Starlink Held in-Flight WiFi Demo on a Jet After Delta Passed

  • SpaceX held a demo of its Starlink satellite internet service on a JSX jet last week.
  • People who attended the event said they were able to stream movies and host video chats with ease.
  • The demo comes after four major airlines reportedly struck a deal with SpaceX.

SpaceX held a demo flight last week to demonstrate the capabilities of the Starlink satellite internet service in a private jet as the internet service competes for more customers.

During a one-hour flight from Burbank to San Jose, California, SpaceX demonstrated Starlink’s capabilities to provide WiFi for Netflix, YouTube and video chat from 30,000 feet, Bloomberg reported.

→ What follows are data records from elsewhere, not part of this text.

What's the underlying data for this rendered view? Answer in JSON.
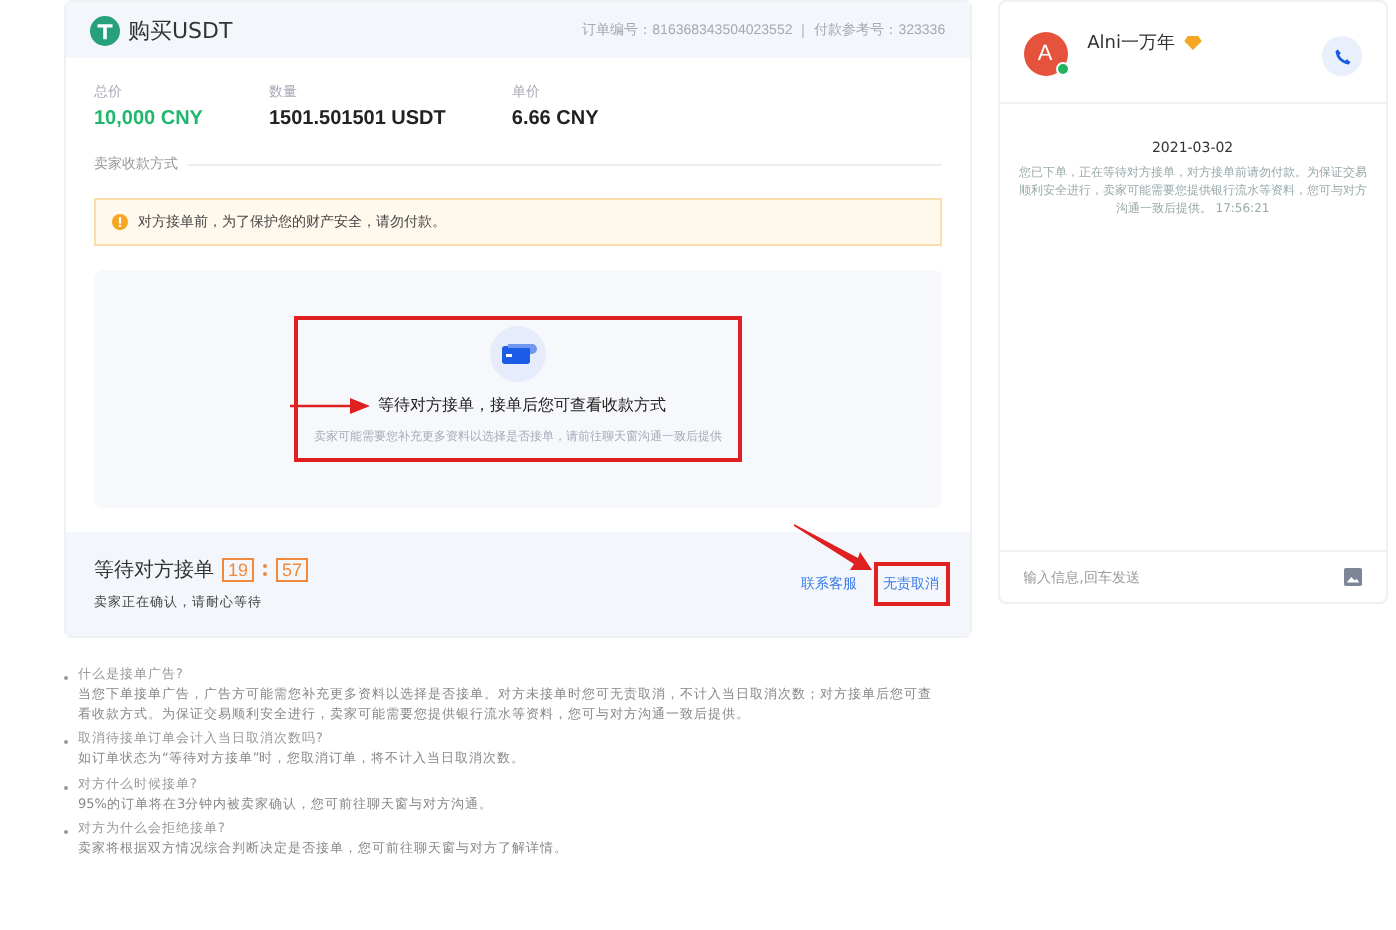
{
  "order": {
    "title": "购买USDT",
    "order_no_label": "订单编号：",
    "order_no": "816368343504023552",
    "ref_label": "付款参考号：",
    "ref_no": "323336"
  },
  "stats": [
    {
      "label": "总价",
      "value": "10,000 CNY",
      "kind": "accent"
    },
    {
      "label": "数量",
      "value": "1501.501501 USDT",
      "kind": "plain"
    },
    {
      "label": "单价",
      "value": "6.66 CNY",
      "kind": "plain"
    }
  ],
  "payment_section": {
    "title": "卖家收款方式",
    "warning": "对方接单前，为了保护您的财产安全，请勿付款。"
  },
  "pending": {
    "title": "等待对方接单，接单后您可查看收款方式",
    "note": "卖家可能需要您补充更多资料以选择是否接单，请前往聊天窗沟通一致后提供",
    "highlighted": true
  },
  "footer": {
    "status": "等待对方接单",
    "minutes": "19",
    "seconds": "57",
    "sub": "卖家正在确认，请耐心等待",
    "links": [
      {
        "label": "联系客服",
        "highlighted": false
      },
      {
        "label": "无责取消",
        "highlighted": true
      }
    ]
  },
  "chat": {
    "name": "Alni一万年",
    "avatar": "A",
    "online": true,
    "date": "2021-03-02",
    "message": "您已下单，正在等待对方接单，对方接单前请勿付款。为保证交易顺利安全进行，卖家可能需要您提供银行流水等资料，您可与对方沟通一致后提供。",
    "time": "17:56:21",
    "placeholder": "输入信息,回车发送"
  },
  "faq": [
    {
      "q": "什么是接单广告?",
      "a": "当您下单接单广告，广告方可能需您补充更多资料以选择是否接单。对方未接单时您可无责取消，不计入当日取消次数；对方接单后您可查看收款方式。为保证交易顺利安全进行，卖家可能需要您提供银行流水等资料，您可与对方沟通一致后提供。"
    },
    {
      "q": "取消待接单订单会计入当日取消次数吗?",
      "a": "如订单状态为“等待对方接单”时，您取消订单，将不计入当日取消次数。"
    },
    {
      "q": "对方什么时候接单?",
      "a": "95%的订单将在3分钟内被卖家确认，您可前往聊天窗与对方沟通。"
    },
    {
      "q": "对方为什么会拒绝接单?",
      "a": "卖家将根据双方情况综合判断决定是否接单，您可前往聊天窗与对方了解详情。"
    }
  ]
}
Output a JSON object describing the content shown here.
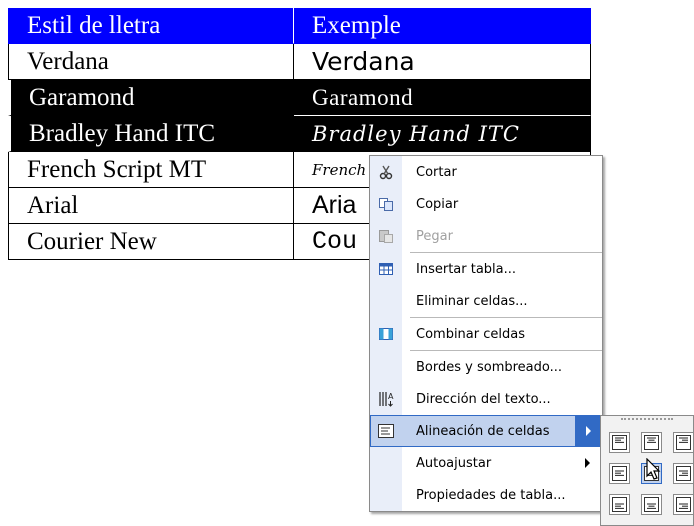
{
  "table": {
    "header": {
      "col1": "Estil de lletra",
      "col2": "Exemple"
    },
    "rows": [
      {
        "font": "Verdana",
        "sample": "Verdana"
      },
      {
        "font": "Garamond",
        "sample": "Garamond"
      },
      {
        "font": "Bradley Hand ITC",
        "sample": "Bradley Hand ITC"
      },
      {
        "font": "French Script MT",
        "sample": "French"
      },
      {
        "font": "Arial",
        "sample": "Aria"
      },
      {
        "font": "Courier New",
        "sample": "Cou"
      }
    ]
  },
  "context_menu": {
    "items": [
      {
        "label": "Cortar",
        "icon": "scissors-icon",
        "enabled": true
      },
      {
        "label": "Copiar",
        "icon": "copy-icon",
        "enabled": true
      },
      {
        "label": "Pegar",
        "icon": "paste-icon",
        "enabled": false
      },
      {
        "label": "Insertar tabla...",
        "icon": "insert-table-icon",
        "enabled": true
      },
      {
        "label": "Eliminar celdas...",
        "icon": "",
        "enabled": true
      },
      {
        "label": "Combinar celdas",
        "icon": "merge-cells-icon",
        "enabled": true
      },
      {
        "label": "Bordes y sombreado...",
        "icon": "",
        "enabled": true
      },
      {
        "label": "Dirección del texto...",
        "icon": "text-direction-icon",
        "enabled": true
      },
      {
        "label": "Alineación de celdas",
        "icon": "cell-alignment-icon",
        "enabled": true,
        "active": true,
        "submenu": true
      },
      {
        "label": "Autoajustar",
        "icon": "",
        "enabled": true,
        "submenu": true
      },
      {
        "label": "Propiedades de tabla...",
        "icon": "",
        "enabled": true
      }
    ]
  },
  "alignment_palette": {
    "options": [
      "top-left",
      "top-center",
      "top-right",
      "middle-left",
      "middle-center",
      "middle-right",
      "bottom-left",
      "bottom-center",
      "bottom-right"
    ],
    "hovered": "middle-center"
  },
  "colors": {
    "header_bg": "#0000ff",
    "selection_bg": "#000000",
    "menu_highlight": "#c1d2ee",
    "menu_highlight_border": "#316ac5",
    "menu_icon_strip": "#e9eef9"
  }
}
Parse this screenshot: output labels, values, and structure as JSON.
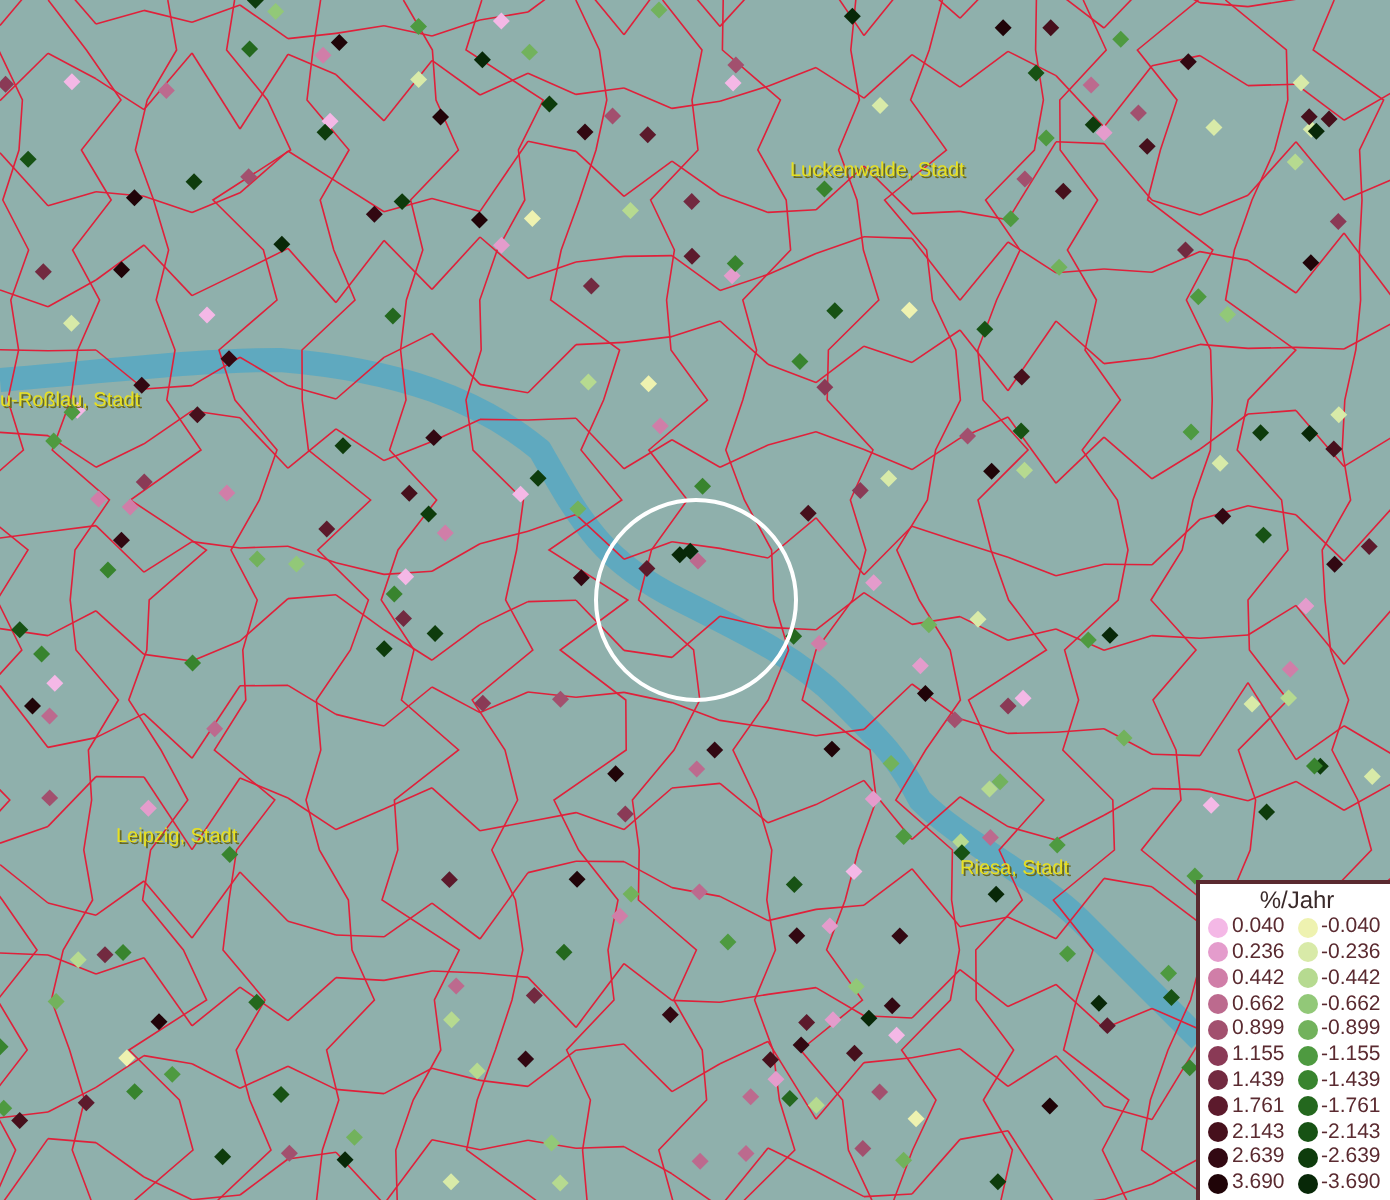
{
  "map": {
    "places": [
      {
        "name": "Luckenwalde, Stadt"
      },
      {
        "name": "u-Roßlau, Stadt"
      },
      {
        "name": "Leipzig, Stadt"
      },
      {
        "name": "Riesa, Stadt"
      }
    ]
  },
  "legend": {
    "title": "%/Jahr",
    "entries": [
      {
        "value": "0.040",
        "color": "#f4b8e6"
      },
      {
        "value": "-0.040",
        "color": "#eef2b0"
      },
      {
        "value": "0.236",
        "color": "#e49ccc"
      },
      {
        "value": "-0.236",
        "color": "#d8eaa8"
      },
      {
        "value": "0.442",
        "color": "#d07ea8"
      },
      {
        "value": "-0.442",
        "color": "#b6da90"
      },
      {
        "value": "0.662",
        "color": "#bc6a8e"
      },
      {
        "value": "-0.662",
        "color": "#92c878"
      },
      {
        "value": "0.899",
        "color": "#a2506e"
      },
      {
        "value": "-0.899",
        "color": "#72b25c"
      },
      {
        "value": "1.155",
        "color": "#8a3a56"
      },
      {
        "value": "-1.155",
        "color": "#4e9a40"
      },
      {
        "value": "1.439",
        "color": "#722a40"
      },
      {
        "value": "-1.439",
        "color": "#38842e"
      },
      {
        "value": "1.761",
        "color": "#5c1a2c"
      },
      {
        "value": "-1.761",
        "color": "#24681e"
      },
      {
        "value": "2.143",
        "color": "#46101c"
      },
      {
        "value": "-2.143",
        "color": "#175214"
      },
      {
        "value": "2.639",
        "color": "#320812"
      },
      {
        "value": "-2.639",
        "color": "#0e3c0c"
      },
      {
        "value": "3.690",
        "color": "#200408"
      },
      {
        "value": "-3.690",
        "color": "#082808"
      }
    ]
  }
}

Reporters attending the media event said the onboard WiFi reaches speeds of over 100Mb – more than enough connectivity to seamlessly stream videos, surf the web or even host live video chats. However, it is unclear whether internet speeds would have been slower if used on a larger flight with more than 20 to 30 passengers.

The event took place on a JSX jet, a regional airline that bills itself as a “hop-on-jet service.” JSX was the first airline to sign a deal with SpaceX for their Starlink internet. Hawaiian Airlines has also signed an agreement with Elon Musk’s company for satellite service.

JSX CEO Alex Wilcox previously told Insiders the airline chose SpaceX because of its small antennas and “kissed a lot of frogs” before choosing Starlink. Since entering the satellite internet market, SpaceX has been competing with more established providers, including Viasat and Intelsat.

Bloomberg previously reported that SpaceX has unsuccessfully offered its internet service to four of the largest airlines in the US, including Delta. The release states that Musk’s technology uses smaller and lower-flying satellites than the competition, which allows the Wi-Fi signal to arrive faster. But the smaller satellites might not be enough to power larger planes with more user demand, Bloomberg said. According to SpaceX, Starlink can service aircraft of all sizes.

Additionally, regulators have expressed doubts about SpaceX’s satellite internet service. In August, the Federal Communications Commission rejected an $866 million subsidy for Starlink, saying the company “has not demonstrated that the providers could deliver the promised service” and calling it “itself still in development.” existing technologyā€¯.

SpaceX called the FCC’s decision “grossly unfair” and “contrary to the evidence” the company presented in its bid for the subsidy.

Starlink has also branched out into the cruise industry. Last month, Royal Caribbean announced that it had launched satellite internet service on its fleet of ships. In the past, the airline and cruise industries have been plagued with historically poor WiFi options for passengers.

SpaceX just received approval from the FCC in June to use the Starlink for vehicles in motion. But the service keeps growing. Most recently, Musk announced that SpaceX is teaming up with T-Mobile to offer its users access to Starlink satellites as early as next year.

Starlink currently has a user base of over 400,000 subscribers worldwide. The company has a network of more than 2,500 satellites in low orbit. The service is designed to provide customers in rural areas and higher latitudes with high-speed internet of up to 200 Mbit/s.